Copy, word for word, the line containing "Decode this image" and each line that follows it in the entries below; pictures do not belong in the copy.

DATA:

++++++++

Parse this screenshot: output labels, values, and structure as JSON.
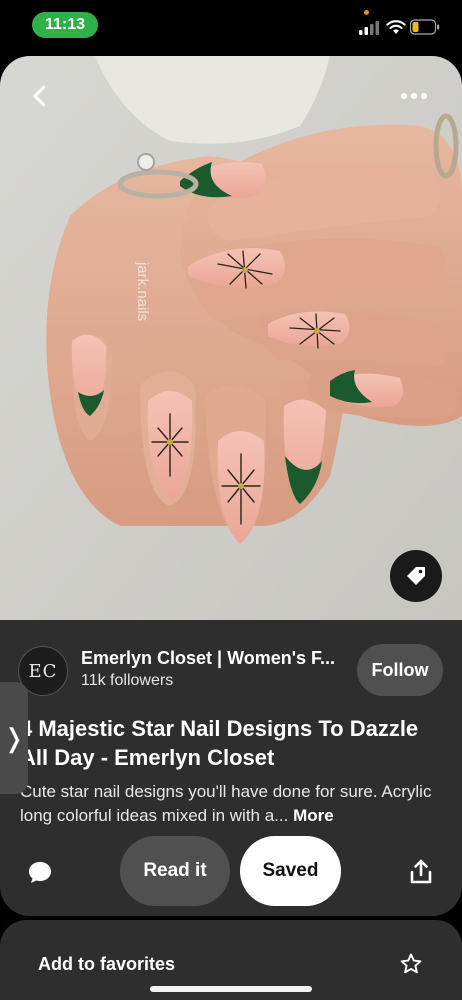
{
  "status_bar": {
    "time": "11:13"
  },
  "pin": {
    "watermark": "jark.nails",
    "creator": {
      "initials": "EC",
      "name": "Emerlyn Closet | Women's F...",
      "followers": "11k followers",
      "follow_label": "Follow"
    },
    "title": "4 Majestic Star Nail Designs To Dazzle All Day - Emerlyn Closet",
    "description": "Cute star nail designs you'll have done for sure. Acrylic long colorful ideas mixed in with a...",
    "more_label": "More"
  },
  "actions": {
    "read_label": "Read it",
    "saved_label": "Saved"
  },
  "sheet": {
    "favorites_label": "Add to favorites"
  },
  "icons": {
    "back": "chevron-left-icon",
    "more": "more-horizontal-icon",
    "tag": "tag-icon",
    "comment": "comment-icon",
    "share": "share-icon",
    "star": "star-outline-icon",
    "side": "chevron-right-icon"
  },
  "colors": {
    "time_pill": "#2fb14a",
    "card": "#2e2e2e",
    "button_gray": "#505050",
    "saved_bg": "#ffffff",
    "nail_green": "#1c5a2e"
  }
}
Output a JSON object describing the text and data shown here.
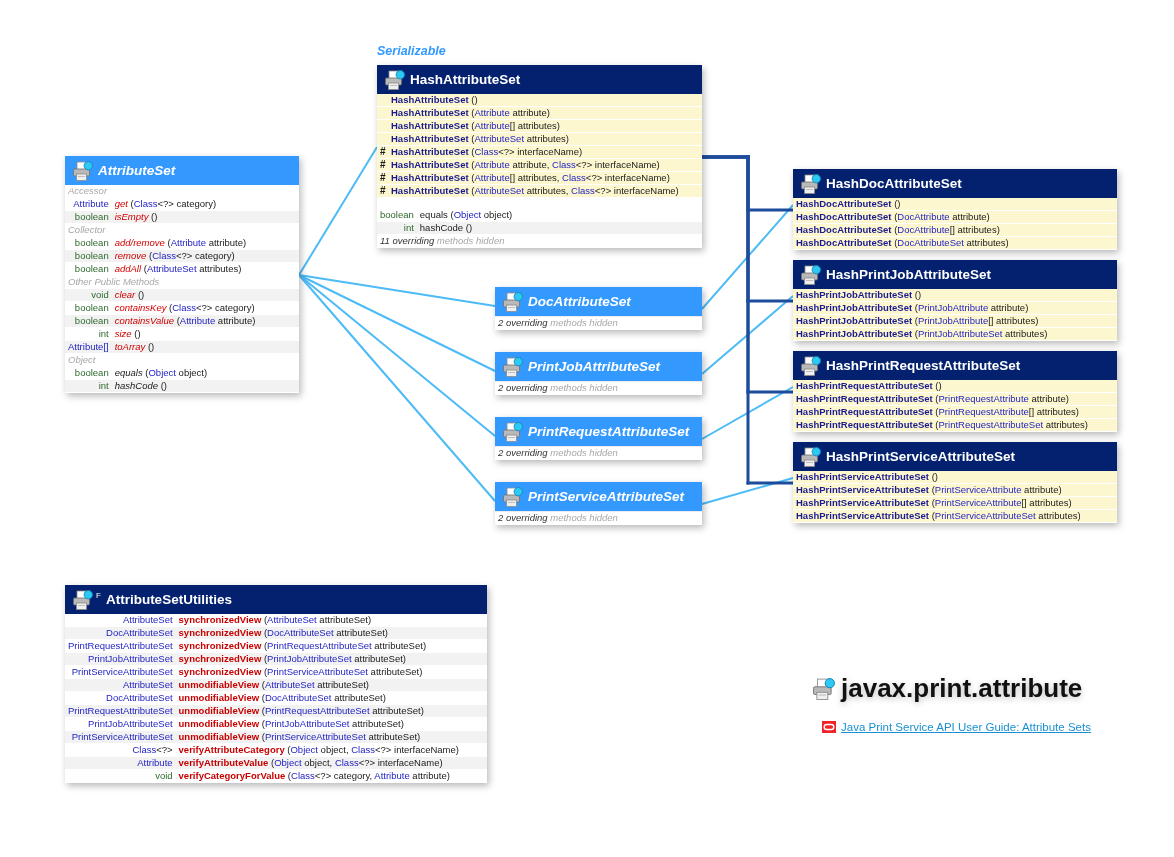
{
  "diagram": {
    "classes": [
      {
        "name": "AttributeSet",
        "kind": "interface",
        "members": [
          {
            "kind": "section",
            "text": "Accessor"
          },
          {
            "kind": "abstract",
            "type": "Attribute",
            "type_primitive": false,
            "name": "get",
            "params": [
              "(",
              "Class",
              "<?> category)"
            ]
          },
          {
            "kind": "abstract",
            "type": "boolean",
            "type_primitive": true,
            "name": "isEmpty",
            "params": [
              "()"
            ]
          },
          {
            "kind": "section",
            "text": "Collector"
          },
          {
            "kind": "abstract",
            "type": "boolean",
            "type_primitive": true,
            "name": "add/remove",
            "params": [
              "(",
              "Attribute",
              " attribute)"
            ]
          },
          {
            "kind": "abstract",
            "type": "boolean",
            "type_primitive": true,
            "name": "remove",
            "params": [
              "(",
              "Class",
              "<?> category)"
            ]
          },
          {
            "kind": "abstract",
            "type": "boolean",
            "type_primitive": true,
            "name": "addAll",
            "params": [
              "(",
              "AttributeSet",
              " attributes)"
            ]
          },
          {
            "kind": "section",
            "text": "Other Public Methods"
          },
          {
            "kind": "abstract",
            "type": "void",
            "type_primitive": true,
            "name": "clear",
            "params": [
              "()"
            ]
          },
          {
            "kind": "abstract",
            "type": "boolean",
            "type_primitive": true,
            "name": "containsKey",
            "params": [
              "(",
              "Class",
              "<?> category)"
            ]
          },
          {
            "kind": "abstract",
            "type": "boolean",
            "type_primitive": true,
            "name": "containsValue",
            "params": [
              "(",
              "Attribute",
              " attribute)"
            ]
          },
          {
            "kind": "abstract",
            "type": "int",
            "type_primitive": true,
            "name": "size",
            "params": [
              "()"
            ]
          },
          {
            "kind": "abstract",
            "type": "Attribute[]",
            "type_primitive": false,
            "name": "toArray",
            "params": [
              "()"
            ]
          },
          {
            "kind": "section",
            "text": "Object"
          },
          {
            "kind": "redeclared",
            "type": "boolean",
            "type_primitive": true,
            "name": "equals",
            "params": [
              "(",
              "Object",
              " object)"
            ]
          },
          {
            "kind": "redeclared",
            "type": "int",
            "type_primitive": true,
            "name": "hashCode",
            "params": [
              "()"
            ]
          }
        ]
      },
      {
        "name": "HashAttributeSet",
        "kind": "class",
        "interfaces": [
          "Serializable"
        ],
        "members": [
          {
            "kind": "constructor",
            "name": "HashAttributeSet",
            "params": [
              "()"
            ]
          },
          {
            "kind": "constructor",
            "name": "HashAttributeSet",
            "params": [
              "(",
              "Attribute",
              " attribute)"
            ]
          },
          {
            "kind": "constructor",
            "name": "HashAttributeSet",
            "params": [
              "(",
              "Attribute",
              "[] attributes)"
            ]
          },
          {
            "kind": "constructor",
            "name": "HashAttributeSet",
            "params": [
              "(",
              "AttributeSet",
              " attributes)"
            ]
          },
          {
            "kind": "constructor",
            "modifier": "#",
            "name": "HashAttributeSet",
            "params": [
              "(",
              "Class",
              "<?> interfaceName)"
            ]
          },
          {
            "kind": "constructor",
            "modifier": "#",
            "name": "HashAttributeSet",
            "params": [
              "(",
              "Attribute",
              " attribute, ",
              "Class",
              "<?> interfaceName)"
            ]
          },
          {
            "kind": "constructor",
            "modifier": "#",
            "name": "HashAttributeSet",
            "params": [
              "(",
              "Attribute",
              "[] attributes, ",
              "Class",
              "<?> interfaceName)"
            ]
          },
          {
            "kind": "constructor",
            "modifier": "#",
            "name": "HashAttributeSet",
            "params": [
              "(",
              "AttributeSet",
              " attributes, ",
              "Class",
              "<?> interfaceName)"
            ]
          },
          {
            "kind": "method",
            "type": "boolean",
            "type_primitive": true,
            "name": "equals",
            "params": [
              "(",
              "Object",
              " object)"
            ]
          },
          {
            "kind": "method",
            "type": "int",
            "type_primitive": true,
            "name": "hashCode",
            "params": [
              "()"
            ]
          }
        ],
        "hidden_note": {
          "count": "11 overriding",
          "text": "methods hidden"
        }
      },
      {
        "name": "DocAttributeSet",
        "kind": "interface",
        "hidden_note": {
          "count": "2 overriding",
          "text": "methods hidden"
        }
      },
      {
        "name": "PrintJobAttributeSet",
        "kind": "interface",
        "hidden_note": {
          "count": "2 overriding",
          "text": "methods hidden"
        }
      },
      {
        "name": "PrintRequestAttributeSet",
        "kind": "interface",
        "hidden_note": {
          "count": "2 overriding",
          "text": "methods hidden"
        }
      },
      {
        "name": "PrintServiceAttributeSet",
        "kind": "interface",
        "hidden_note": {
          "count": "2 overriding",
          "text": "methods hidden"
        }
      },
      {
        "name": "HashDocAttributeSet",
        "kind": "class",
        "members": [
          {
            "kind": "constructor",
            "name": "HashDocAttributeSet",
            "params": [
              "()"
            ]
          },
          {
            "kind": "constructor",
            "name": "HashDocAttributeSet",
            "params": [
              "(",
              "DocAttribute",
              " attribute)"
            ]
          },
          {
            "kind": "constructor",
            "name": "HashDocAttributeSet",
            "params": [
              "(",
              "DocAttribute",
              "[] attributes)"
            ]
          },
          {
            "kind": "constructor",
            "name": "HashDocAttributeSet",
            "params": [
              "(",
              "DocAttributeSet",
              " attributes)"
            ]
          }
        ]
      },
      {
        "name": "HashPrintJobAttributeSet",
        "kind": "class",
        "members": [
          {
            "kind": "constructor",
            "name": "HashPrintJobAttributeSet",
            "params": [
              "()"
            ]
          },
          {
            "kind": "constructor",
            "name": "HashPrintJobAttributeSet",
            "params": [
              "(",
              "PrintJobAttribute",
              " attribute)"
            ]
          },
          {
            "kind": "constructor",
            "name": "HashPrintJobAttributeSet",
            "params": [
              "(",
              "PrintJobAttribute",
              "[] attributes)"
            ]
          },
          {
            "kind": "constructor",
            "name": "HashPrintJobAttributeSet",
            "params": [
              "(",
              "PrintJobAttributeSet",
              " attributes)"
            ]
          }
        ]
      },
      {
        "name": "HashPrintRequestAttributeSet",
        "kind": "class",
        "members": [
          {
            "kind": "constructor",
            "name": "HashPrintRequestAttributeSet",
            "params": [
              "()"
            ]
          },
          {
            "kind": "constructor",
            "name": "HashPrintRequestAttributeSet",
            "params": [
              "(",
              "PrintRequestAttribute",
              " attribute)"
            ]
          },
          {
            "kind": "constructor",
            "name": "HashPrintRequestAttributeSet",
            "params": [
              "(",
              "PrintRequestAttribute",
              "[] attributes)"
            ]
          },
          {
            "kind": "constructor",
            "name": "HashPrintRequestAttributeSet",
            "params": [
              "(",
              "PrintRequestAttributeSet",
              " attributes)"
            ]
          }
        ]
      },
      {
        "name": "HashPrintServiceAttributeSet",
        "kind": "class",
        "members": [
          {
            "kind": "constructor",
            "name": "HashPrintServiceAttributeSet",
            "params": [
              "()"
            ]
          },
          {
            "kind": "constructor",
            "name": "HashPrintServiceAttributeSet",
            "params": [
              "(",
              "PrintServiceAttribute",
              " attribute)"
            ]
          },
          {
            "kind": "constructor",
            "name": "HashPrintServiceAttributeSet",
            "params": [
              "(",
              "PrintServiceAttribute",
              "[] attributes)"
            ]
          },
          {
            "kind": "constructor",
            "name": "HashPrintServiceAttributeSet",
            "params": [
              "(",
              "PrintServiceAttributeSet",
              " attributes)"
            ]
          }
        ]
      },
      {
        "name": "AttributeSetUtilities",
        "kind": "class",
        "modifier": "F",
        "members": [
          {
            "kind": "static",
            "type": "AttributeSet",
            "type_primitive": false,
            "name": "synchronizedView",
            "params": [
              "(",
              "AttributeSet",
              " attributeSet)"
            ]
          },
          {
            "kind": "static",
            "type": "DocAttributeSet",
            "type_primitive": false,
            "name": "synchronizedView",
            "params": [
              "(",
              "DocAttributeSet",
              " attributeSet)"
            ]
          },
          {
            "kind": "static",
            "type": "PrintRequestAttributeSet",
            "type_primitive": false,
            "name": "synchronizedView",
            "params": [
              "(",
              "PrintRequestAttributeSet",
              " attributeSet)"
            ]
          },
          {
            "kind": "static",
            "type": "PrintJobAttributeSet",
            "type_primitive": false,
            "name": "synchronizedView",
            "params": [
              "(",
              "PrintJobAttributeSet",
              " attributeSet)"
            ]
          },
          {
            "kind": "static",
            "type": "PrintServiceAttributeSet",
            "type_primitive": false,
            "name": "synchronizedView",
            "params": [
              "(",
              "PrintServiceAttributeSet",
              " attributeSet)"
            ]
          },
          {
            "kind": "static",
            "type": "AttributeSet",
            "type_primitive": false,
            "name": "unmodifiableView",
            "params": [
              "(",
              "AttributeSet",
              " attributeSet)"
            ]
          },
          {
            "kind": "static",
            "type": "DocAttributeSet",
            "type_primitive": false,
            "name": "unmodifiableView",
            "params": [
              "(",
              "DocAttributeSet",
              " attributeSet)"
            ]
          },
          {
            "kind": "static",
            "type": "PrintRequestAttributeSet",
            "type_primitive": false,
            "name": "unmodifiableView",
            "params": [
              "(",
              "PrintRequestAttributeSet",
              " attributeSet)"
            ]
          },
          {
            "kind": "static",
            "type": "PrintJobAttributeSet",
            "type_primitive": false,
            "name": "unmodifiableView",
            "params": [
              "(",
              "PrintJobAttributeSet",
              " attributeSet)"
            ]
          },
          {
            "kind": "static",
            "type": "PrintServiceAttributeSet",
            "type_primitive": false,
            "name": "unmodifiableView",
            "params": [
              "(",
              "PrintServiceAttributeSet",
              " attributeSet)"
            ]
          },
          {
            "kind": "static",
            "type": "Class",
            "type_suffix": "<?>",
            "type_primitive": false,
            "name": "verifyAttributeCategory",
            "params": [
              "(",
              "Object",
              " object, ",
              "Class",
              "<?> interfaceName)"
            ]
          },
          {
            "kind": "static",
            "type": "Attribute",
            "type_primitive": false,
            "name": "verifyAttributeValue",
            "params": [
              "(",
              "Object",
              " object, ",
              "Class",
              "<?> interfaceName)"
            ]
          },
          {
            "kind": "static",
            "type": "void",
            "type_primitive": true,
            "name": "verifyCategoryForValue",
            "params": [
              "(",
              "Class",
              "<?> category, ",
              "Attribute",
              " attribute)"
            ]
          }
        ]
      }
    ]
  },
  "package": {
    "title": "javax.print.attribute",
    "link": "Java Print Service API User Guide: Attribute Sets"
  }
}
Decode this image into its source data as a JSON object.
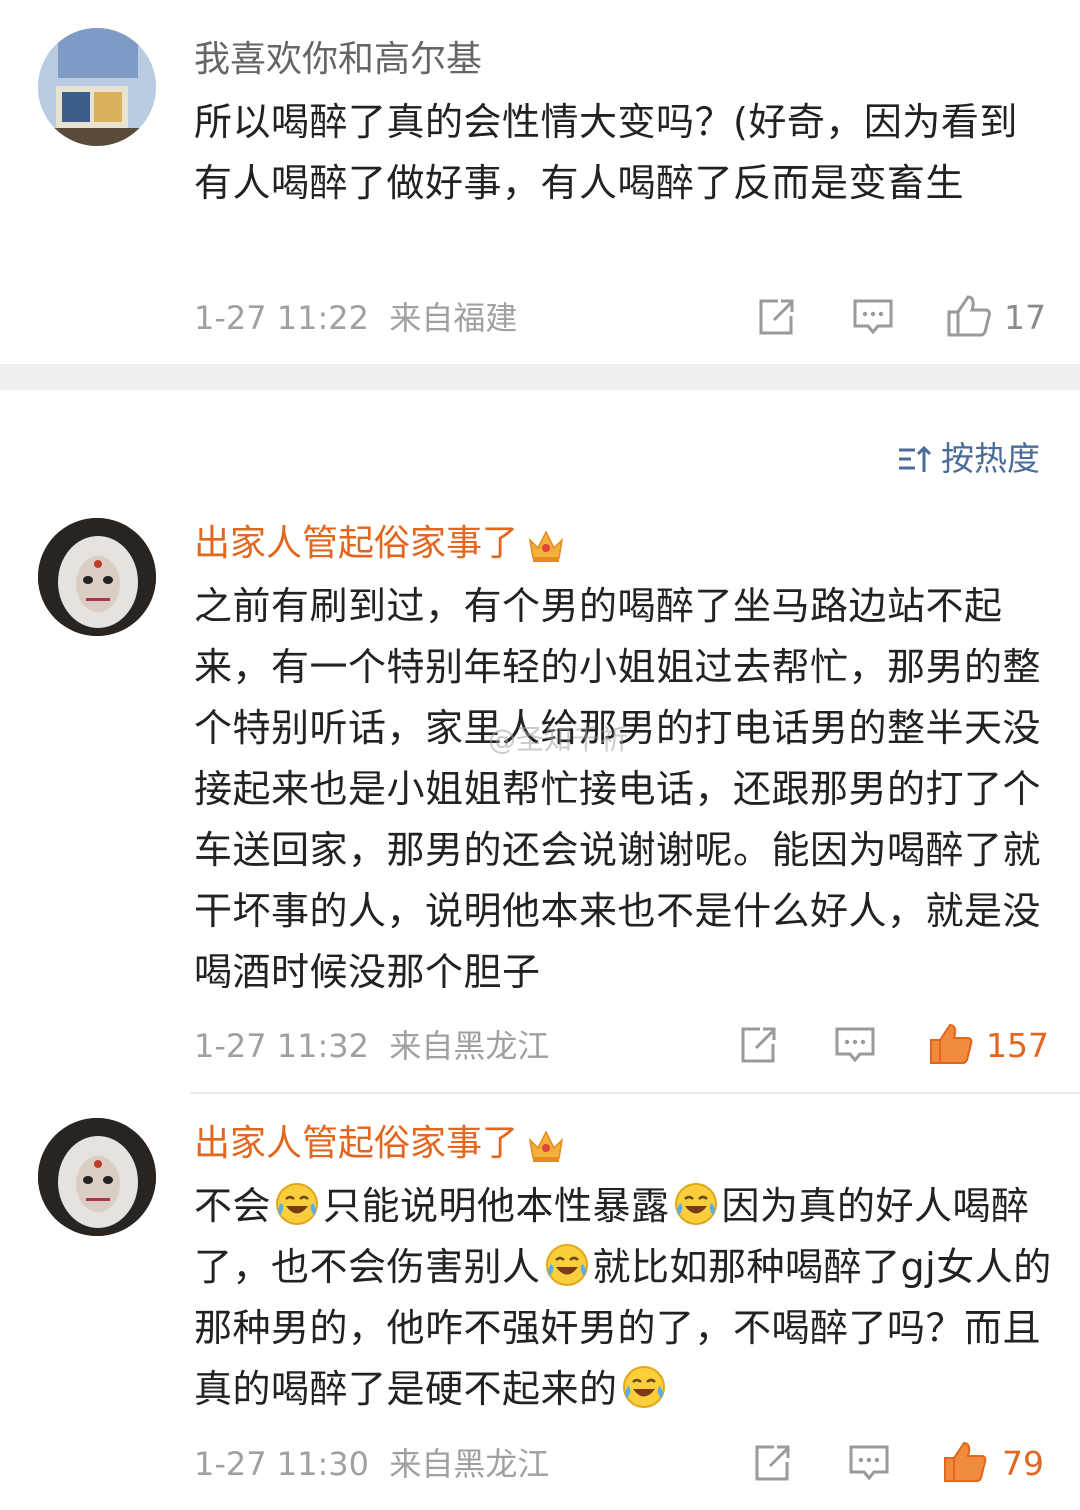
{
  "comment1": {
    "user": "我喜欢你和高尔基",
    "text": "所以喝醉了真的会性情大变吗？(好奇，因为看到有人喝醉了做好事，有人喝醉了反而是变畜生",
    "time": "1-27 11:22",
    "location": "来自福建",
    "likes": "17"
  },
  "sort_label": "按热度",
  "comment2": {
    "user": "出家人管起俗家事了",
    "text": "之前有刷到过，有个男的喝醉了坐马路边站不起来，有一个特别年轻的小姐姐过去帮忙，那男的整个特别听话，家里人给那男的打电话男的整半天没接起来也是小姐姐帮忙接电话，还跟那男的打了个车送回家，那男的还会说谢谢呢。能因为喝醉了就干坏事的人，说明他本来也不是什么好人，就是没喝酒时候没那个胆子",
    "time": "1-27 11:32",
    "location": "来自黑龙江",
    "likes": "157"
  },
  "comment3": {
    "user": "出家人管起俗家事了",
    "text_parts": [
      "不会",
      "只能说明他本性暴露",
      "因为真的好人喝醉了，也不会伤害别人",
      "就比如那种喝醉了gj女人的那种男的，他咋不强奸男的了，不喝醉了吗？而且真的喝醉了是硬不起来的"
    ],
    "time": "1-27 11:30",
    "location": "来自黑龙江",
    "likes": "79"
  },
  "watermark": "@圣知千祈",
  "colors": {
    "accent": "#e2661e",
    "sort": "#4b6b9a",
    "meta": "#a0a0a0"
  }
}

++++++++

OUTPUT:
Decode this image into its source data as a JSON object.
{
  "comment1": {
    "user": "我喜欢你和高尔基",
    "text": "所以喝醉了真的会性情大变吗？(好奇，因为看到有人喝醉了做好事，有人喝醉了反而是变畜生",
    "time": "1-27 11:22",
    "location": "来自福建",
    "likes": "17"
  },
  "sort_label": "按热度",
  "comment2": {
    "user": "出家人管起俗家事了",
    "text": "之前有刷到过，有个男的喝醉了坐马路边站不起来，有一个特别年轻的小姐姐过去帮忙，那男的整个特别听话，家里人给那男的打电话男的整半天没接起来也是小姐姐帮忙接电话，还跟那男的打了个车送回家，那男的还会说谢谢呢。能因为喝醉了就干坏事的人，说明他本来也不是什么好人，就是没喝酒时候没那个胆子",
    "time": "1-27 11:32",
    "location": "来自黑龙江",
    "likes": "157"
  },
  "comment3": {
    "user": "出家人管起俗家事了",
    "text_parts": [
      "不会",
      "只能说明他本性暴露",
      "因为真的好人喝醉了，也不会伤害别人",
      "就比如那种喝醉了gj女人的那种男的，他咋不强奸男的了，不喝醉了吗？而且真的喝醉了是硬不起来的"
    ],
    "time": "1-27 11:30",
    "location": "来自黑龙江",
    "likes": "79"
  },
  "watermark": "@圣知千祈",
  "colors": {
    "accent": "#e2661e",
    "sort": "#4b6b9a",
    "meta": "#a0a0a0"
  }
}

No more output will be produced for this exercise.